The Malta Financial Services Authority is drawing the attention of local investors to a possible fraudulent scheme or financial scam operating under the brand name Fxtrade Capital Markets Ltd / Fxtradewolf.
The MFSA said that this shady broker is operating without proper authorisation and is likely to be an international “get-rich-quick” scam. The watchdog added that contrary to claims on its websites, Fxtradewolf doesn’t represent a Maltese entity.
Its domain https://fxtradewolf.com/ is also not known to the MFSA or authorised to provide any type of financial service in or from Malta, including the provision of investment services. Further, it described the firm behind them as likely a scheme of dubious nature with a high risk of loss of money.
“The MFSA wishes to alert the public that Fxtrade Capital Markets Ltd/Fxtradewolf is NOT a Maltese registered Company NOR licensed or otherwise authorised by the MFSA to provide any investment services or other financial services which are required to be licensed or otherwise authorised under Maltese law. The public should therefore refrain from entering into any transactions or otherwise dealing with the above-mentioned Entity on any matters falling within the parameters of the Investment Services Act, Chapter 370 of the Laws of Malta,” the regulator states.
MFSA had a peak on its warning list
Malta’s financial regulator has recently issued warnings against many FX and crypto websites that falsely claimed to be licensed by the nation. Earlier this month, it called out the “Deriv Investment” and “Perfect Choice Trade” in twin warnings. Both entities had claimed to be licensed, registered or domiciled in Malta, all of which MFSA denied.

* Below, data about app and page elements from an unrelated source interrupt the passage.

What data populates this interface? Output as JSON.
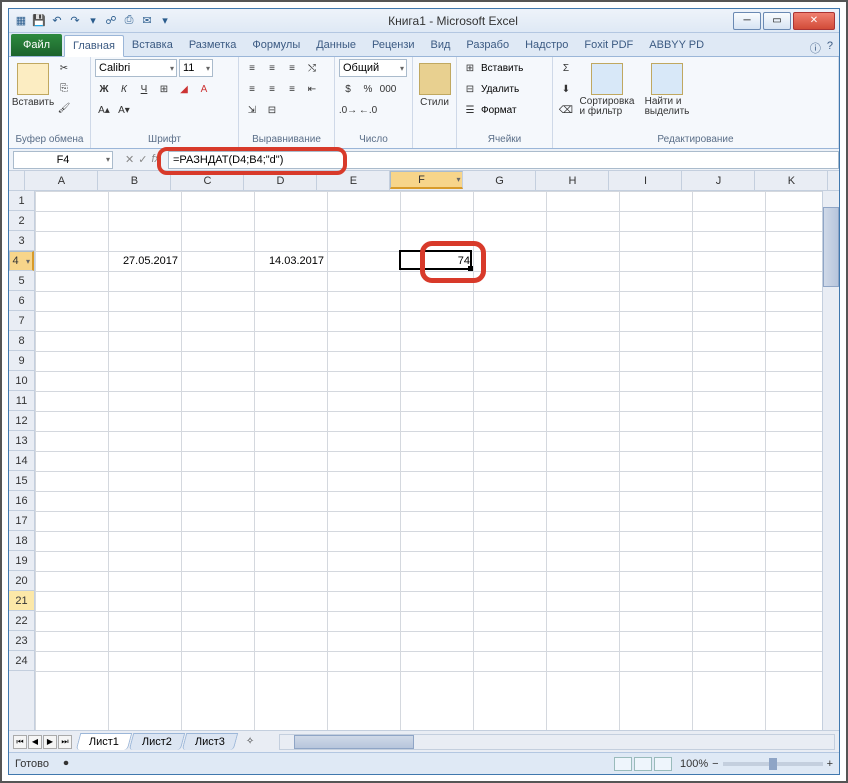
{
  "window": {
    "title": "Книга1 - Microsoft Excel"
  },
  "tabs": {
    "file": "Файл",
    "items": [
      "Главная",
      "Вставка",
      "Разметка",
      "Формулы",
      "Данные",
      "Рецензи",
      "Вид",
      "Разрабо",
      "Надстро",
      "Foxit PDF",
      "ABBYY PD"
    ],
    "active_index": 0
  },
  "ribbon": {
    "clipboard": {
      "label": "Вставить",
      "caption": "Буфер обмена"
    },
    "font": {
      "name": "Calibri",
      "size": "11",
      "caption": "Шрифт"
    },
    "alignment": {
      "caption": "Выравнивание"
    },
    "number": {
      "format": "Общий",
      "caption": "Число"
    },
    "styles": {
      "label": "Стили"
    },
    "cells": {
      "insert": "Вставить",
      "delete": "Удалить",
      "format": "Формат",
      "caption": "Ячейки"
    },
    "editing": {
      "sort": "Сортировка\nи фильтр",
      "find": "Найти и\nвыделить",
      "caption": "Редактирование"
    }
  },
  "namebox": "F4",
  "formula": "=РАЗНДАТ(D4;B4;\"d\")",
  "columns": [
    "A",
    "B",
    "C",
    "D",
    "E",
    "F",
    "G",
    "H",
    "I",
    "J",
    "K"
  ],
  "active_col_index": 5,
  "rows": 24,
  "active_row": 4,
  "highlight_row": 21,
  "cells": {
    "B4": "27.05.2017",
    "D4": "14.03.2017",
    "F4": "74"
  },
  "sheets": {
    "items": [
      "Лист1",
      "Лист2",
      "Лист3"
    ],
    "active_index": 0
  },
  "status": {
    "ready": "Готово",
    "zoom": "100%"
  }
}
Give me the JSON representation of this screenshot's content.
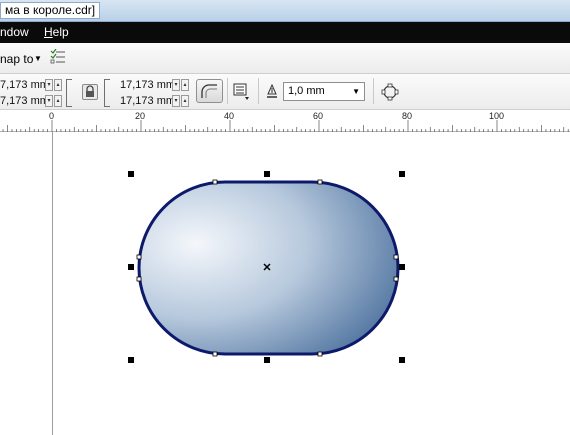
{
  "window": {
    "title": "ма в короле.cdr]"
  },
  "menu": {
    "window_label_pre": "",
    "window_label_u": "",
    "window_label": "ndow",
    "help_u": "H",
    "help_rest": "elp"
  },
  "toolbar": {
    "snap_label": "nap to",
    "snap_dropdown": "▼"
  },
  "property_bar": {
    "width_value": "7,173 mm",
    "height_value": "7,173 mm",
    "corner_w_value": "17,173 mm",
    "corner_h_value": "17,173 mm",
    "outline_width": "1,0 mm",
    "outline_dropdown": "▼"
  },
  "ruler": {
    "labels": [
      "0",
      "20",
      "40",
      "60",
      "80",
      "100"
    ]
  },
  "colors": {
    "shape_outline": "#0d1a6b",
    "gradient_light": "#f4f7fb",
    "gradient_dark": "#3d6494",
    "menubar_bg": "#0a0a0a"
  }
}
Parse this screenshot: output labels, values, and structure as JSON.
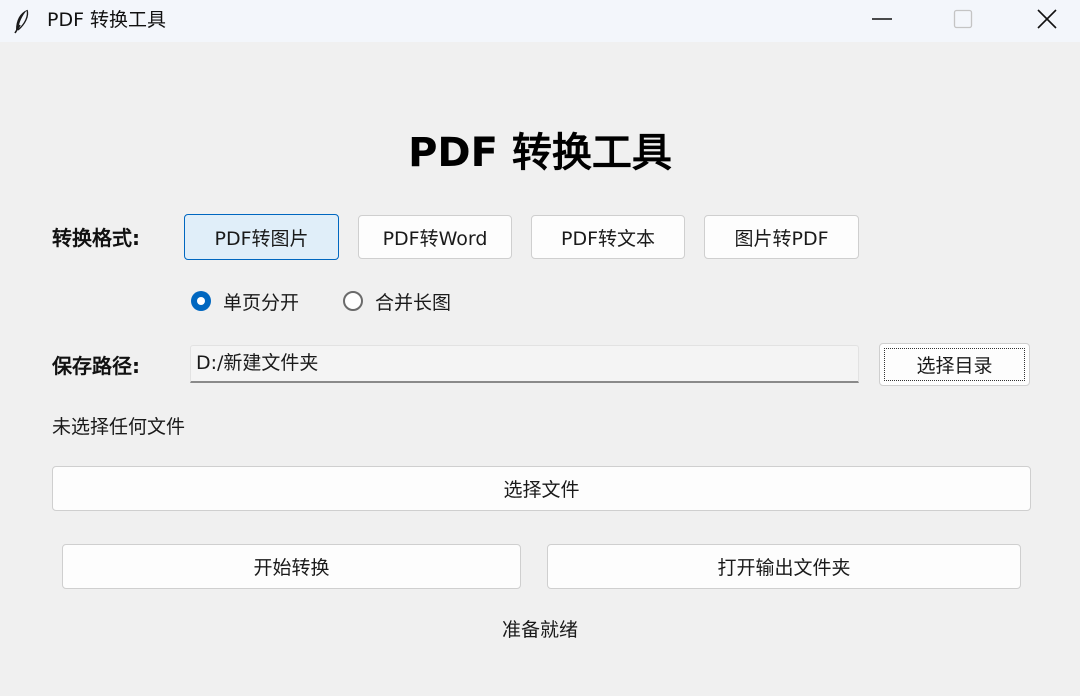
{
  "window": {
    "title": "PDF 转换工具",
    "icons": {
      "app": "feather-icon",
      "minimize": "minimize-icon",
      "maximize": "maximize-icon",
      "close": "close-icon"
    }
  },
  "main": {
    "heading": "PDF 转换工具",
    "format_label": "转换格式:",
    "formats": [
      {
        "label": "PDF转图片",
        "selected": true
      },
      {
        "label": "PDF转Word",
        "selected": false
      },
      {
        "label": "PDF转文本",
        "selected": false
      },
      {
        "label": "图片转PDF",
        "selected": false
      }
    ],
    "image_modes": [
      {
        "label": "单页分开",
        "checked": true
      },
      {
        "label": "合并长图",
        "checked": false
      }
    ],
    "save_path_label": "保存路径:",
    "save_path_value": "D:/新建文件夹",
    "choose_dir_label": "选择目录",
    "file_status": "未选择任何文件",
    "choose_file_label": "选择文件",
    "start_label": "开始转换",
    "open_output_label": "打开输出文件夹",
    "status": "准备就绪"
  },
  "colors": {
    "accent": "#0067c0",
    "background": "#f0f0f0",
    "selected_bg": "#e0eef9"
  }
}
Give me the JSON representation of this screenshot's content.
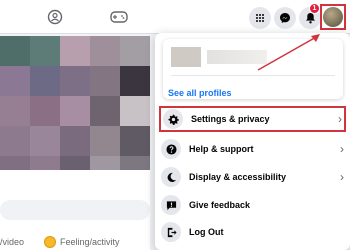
{
  "topbar": {
    "notification_count": "1",
    "icons": [
      "groups-icon",
      "gaming-icon",
      "menu-grid-icon",
      "messenger-icon",
      "bell-icon",
      "account-avatar"
    ]
  },
  "feed": {
    "actions_left": "/video",
    "actions_right": "Feeling/activity"
  },
  "dropdown": {
    "see_all_profiles": "See all profiles",
    "items": [
      {
        "label": "Settings & privacy",
        "icon": "gear-icon",
        "chevron": true
      },
      {
        "label": "Help & support",
        "icon": "question-icon",
        "chevron": true
      },
      {
        "label": "Display & accessibility",
        "icon": "moon-icon",
        "chevron": true
      },
      {
        "label": "Give feedback",
        "icon": "feedback-icon",
        "chevron": false
      },
      {
        "label": "Log Out",
        "icon": "logout-icon",
        "chevron": false
      }
    ]
  },
  "colors": {
    "annotation_red": "#d0343c",
    "link_blue": "#1877f2",
    "icon_bg": "#e4e6eb"
  }
}
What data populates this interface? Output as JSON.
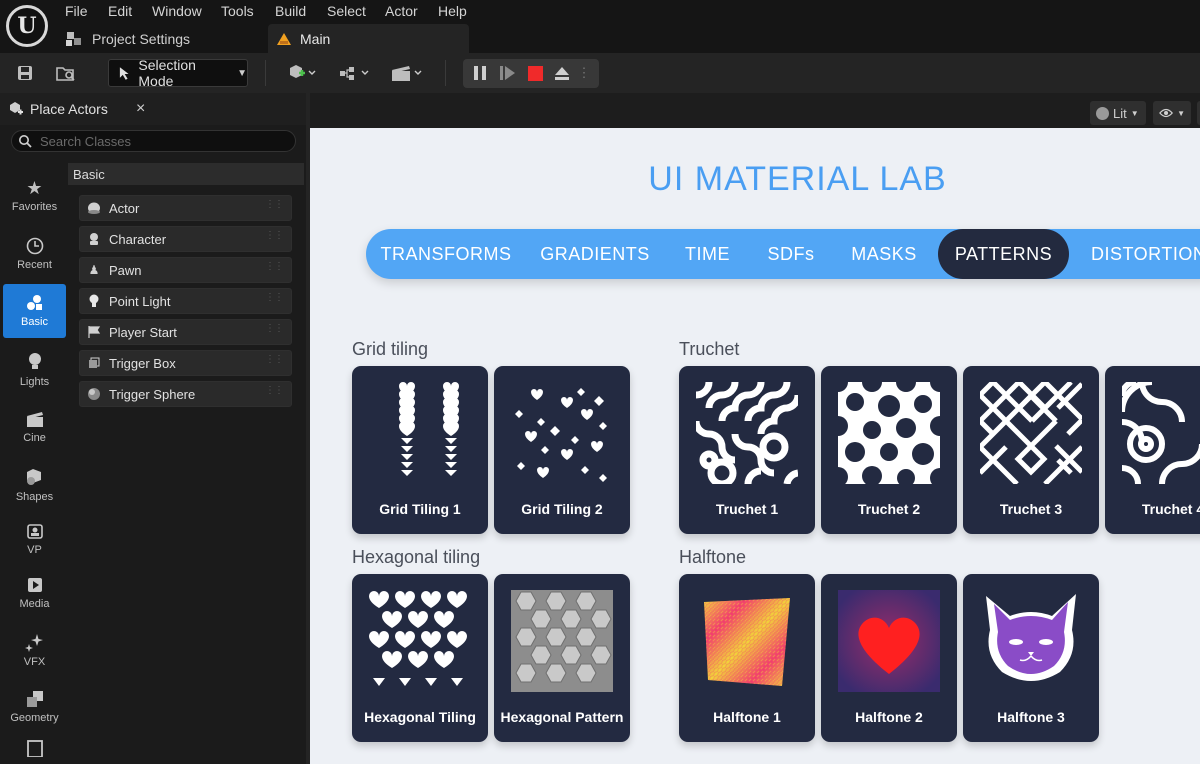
{
  "menubar": {
    "items": [
      "File",
      "Edit",
      "Window",
      "Tools",
      "Build",
      "Select",
      "Actor",
      "Help"
    ],
    "tabs": {
      "project_settings": "Project Settings",
      "main": "Main"
    }
  },
  "toolbar": {
    "selection_mode": "Selection Mode"
  },
  "place_actors": {
    "title": "Place Actors",
    "close": "×",
    "search_placeholder": "Search Classes",
    "categories": [
      {
        "label": "Favorites",
        "icon": "star-icon"
      },
      {
        "label": "Recent",
        "icon": "clock-icon"
      },
      {
        "label": "Basic",
        "icon": "shapes-icon"
      },
      {
        "label": "Lights",
        "icon": "bulb-icon"
      },
      {
        "label": "Cine",
        "icon": "clapper-icon"
      },
      {
        "label": "Shapes",
        "icon": "cube-icon"
      },
      {
        "label": "VP",
        "icon": "vp-icon"
      },
      {
        "label": "Media",
        "icon": "media-icon"
      },
      {
        "label": "VFX",
        "icon": "sparkle-icon"
      },
      {
        "label": "Geometry",
        "icon": "geometry-icon"
      }
    ],
    "selected_category": "Basic",
    "list_header": "Basic",
    "actors": [
      "Actor",
      "Character",
      "Pawn",
      "Point Light",
      "Player Start",
      "Trigger Box",
      "Trigger Sphere"
    ]
  },
  "viewport": {
    "lit": "Lit"
  },
  "lab": {
    "title": "UI MATERIAL LAB",
    "tabs": [
      "TRANSFORMS",
      "GRADIENTS",
      "TIME",
      "SDFs",
      "MASKS",
      "PATTERNS",
      "DISTORTIONS"
    ],
    "active_tab": "PATTERNS",
    "sections": {
      "grid": {
        "title": "Grid tiling",
        "cards": [
          "Grid Tiling 1",
          "Grid Tiling 2"
        ]
      },
      "truchet": {
        "title": "Truchet",
        "cards": [
          "Truchet 1",
          "Truchet 2",
          "Truchet 3",
          "Truchet 4"
        ]
      },
      "hex": {
        "title": "Hexagonal tiling",
        "cards": [
          "Hexagonal Tiling",
          "Hexagonal Pattern"
        ]
      },
      "halftone": {
        "title": "Halftone",
        "cards": [
          "Halftone 1",
          "Halftone 2",
          "Halftone 3"
        ]
      }
    }
  }
}
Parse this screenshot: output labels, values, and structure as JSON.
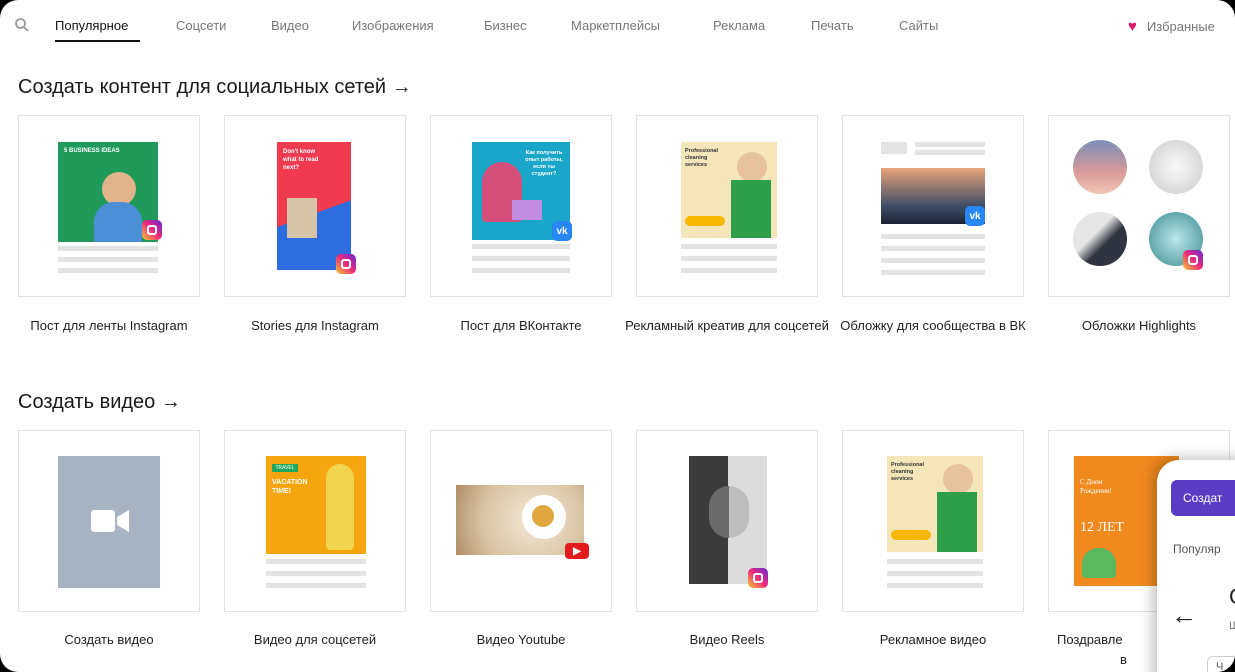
{
  "nav": {
    "tabs": [
      {
        "label": "Популярное",
        "active": true
      },
      {
        "label": "Соцсети"
      },
      {
        "label": "Видео"
      },
      {
        "label": "Изображения"
      },
      {
        "label": "Бизнес"
      },
      {
        "label": "Маркетплейсы"
      },
      {
        "label": "Реклама"
      },
      {
        "label": "Печать"
      },
      {
        "label": "Сайты"
      }
    ],
    "favorites_label": "Избранные"
  },
  "social": {
    "title": "Создать контент для социальных сетей →",
    "cards": [
      {
        "label": "Пост для ленты Instagram",
        "thumb_text": "5 BUSINESS IDEAS"
      },
      {
        "label": "Stories для Instagram",
        "thumb_text": "Don't know what to read next?"
      },
      {
        "label": "Пост для ВКонтакте",
        "thumb_text": "Как получить опыт работы, если ты студент?"
      },
      {
        "label": "Рекламный креатив для соцсетей",
        "thumb_text": "Professional cleaning services"
      },
      {
        "label": "Обложку для сообщества в ВК"
      },
      {
        "label": "Обложки Highlights"
      }
    ]
  },
  "video": {
    "title": "Создать видео →",
    "cards": [
      {
        "label": "Создать видео"
      },
      {
        "label": "Видео для соцсетей",
        "thumb_text": "VACATION TIME!",
        "thumb_tag": "TRAVEL"
      },
      {
        "label": "Видео Youtube"
      },
      {
        "label": "Видео Reels"
      },
      {
        "label": "Рекламное видео",
        "thumb_text": "Professional cleaning services"
      },
      {
        "label": "Поздравле",
        "label2": "в",
        "thumb_text": "С Днем Рождения!",
        "thumb_number": "12 ЛЕТ"
      }
    ]
  },
  "panel": {
    "create_label": "Создат",
    "popular_label": "Популяр",
    "heading_letter": "С",
    "sub_letter": "Ш",
    "bottom_letter": "Ч"
  },
  "colors": {
    "accent_purple": "#5b3cc4",
    "heart": "#e0196b",
    "instagram": "#ee2a7b",
    "vk": "#2787f5",
    "youtube": "#e21c1c"
  }
}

Following in the footsteps of several European regulators, the Malta Financial Services Authority has revamped its regulatory landscape over the last two years. The changes hit almost all investment services providers, including applicants for Category 2 or Category 3 licenses which allow firms to offer contracts for differences (CFDs) and spot forex contracts under the MiFID regime.
Furthermore, the Maltese financial watchdog emphasized that operating a crypto-related business in the country requires an MFSA license under the Virtual Financial Assets Act of 2018. As such, the MFSA reminded the public that due diligence is important.